> _ASSIGNMENT_: Exactly reproduce all the records, keeping pictures out of the copy.

> _LISTED ENTRIES_:

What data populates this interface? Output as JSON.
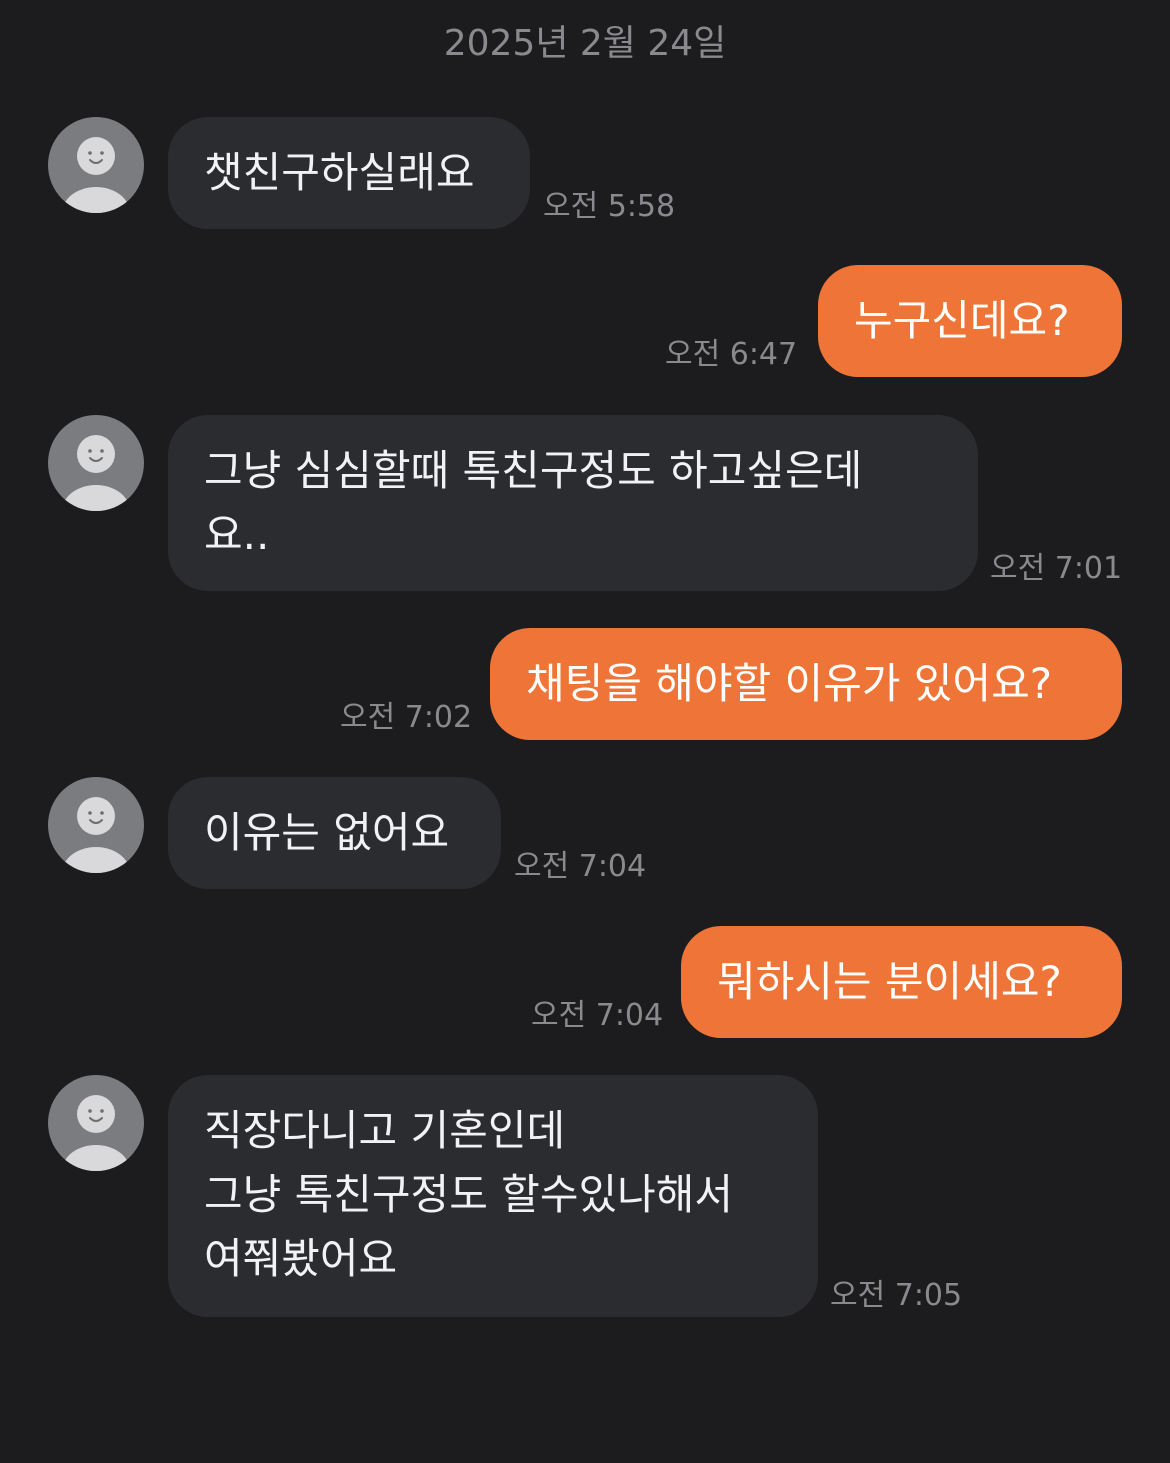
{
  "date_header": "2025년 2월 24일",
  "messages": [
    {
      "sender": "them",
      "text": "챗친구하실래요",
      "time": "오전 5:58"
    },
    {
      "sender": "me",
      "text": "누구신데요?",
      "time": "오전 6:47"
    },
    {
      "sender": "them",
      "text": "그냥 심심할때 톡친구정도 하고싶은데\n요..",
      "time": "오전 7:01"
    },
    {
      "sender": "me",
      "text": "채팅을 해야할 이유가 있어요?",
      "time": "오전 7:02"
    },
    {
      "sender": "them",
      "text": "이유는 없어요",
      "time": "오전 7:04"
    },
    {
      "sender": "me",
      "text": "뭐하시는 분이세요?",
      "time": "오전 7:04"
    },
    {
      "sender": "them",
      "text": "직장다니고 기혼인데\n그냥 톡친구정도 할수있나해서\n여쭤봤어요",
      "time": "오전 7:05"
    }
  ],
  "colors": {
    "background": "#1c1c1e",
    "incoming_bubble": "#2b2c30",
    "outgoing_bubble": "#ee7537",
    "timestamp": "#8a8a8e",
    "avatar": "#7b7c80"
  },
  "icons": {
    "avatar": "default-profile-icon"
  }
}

> _ANSWER BOX_:
What data populates this interface? Output as JSON.
{
  "date_header": "2025년 2월 24일",
  "messages": [
    {
      "sender": "them",
      "text": "챗친구하실래요",
      "time": "오전 5:58"
    },
    {
      "sender": "me",
      "text": "누구신데요?",
      "time": "오전 6:47"
    },
    {
      "sender": "them",
      "text": "그냥 심심할때 톡친구정도 하고싶은데\n요..",
      "time": "오전 7:01"
    },
    {
      "sender": "me",
      "text": "채팅을 해야할 이유가 있어요?",
      "time": "오전 7:02"
    },
    {
      "sender": "them",
      "text": "이유는 없어요",
      "time": "오전 7:04"
    },
    {
      "sender": "me",
      "text": "뭐하시는 분이세요?",
      "time": "오전 7:04"
    },
    {
      "sender": "them",
      "text": "직장다니고 기혼인데\n그냥 톡친구정도 할수있나해서\n여쭤봤어요",
      "time": "오전 7:05"
    }
  ],
  "colors": {
    "background": "#1c1c1e",
    "incoming_bubble": "#2b2c30",
    "outgoing_bubble": "#ee7537",
    "timestamp": "#8a8a8e",
    "avatar": "#7b7c80"
  },
  "icons": {
    "avatar": "default-profile-icon"
  }
}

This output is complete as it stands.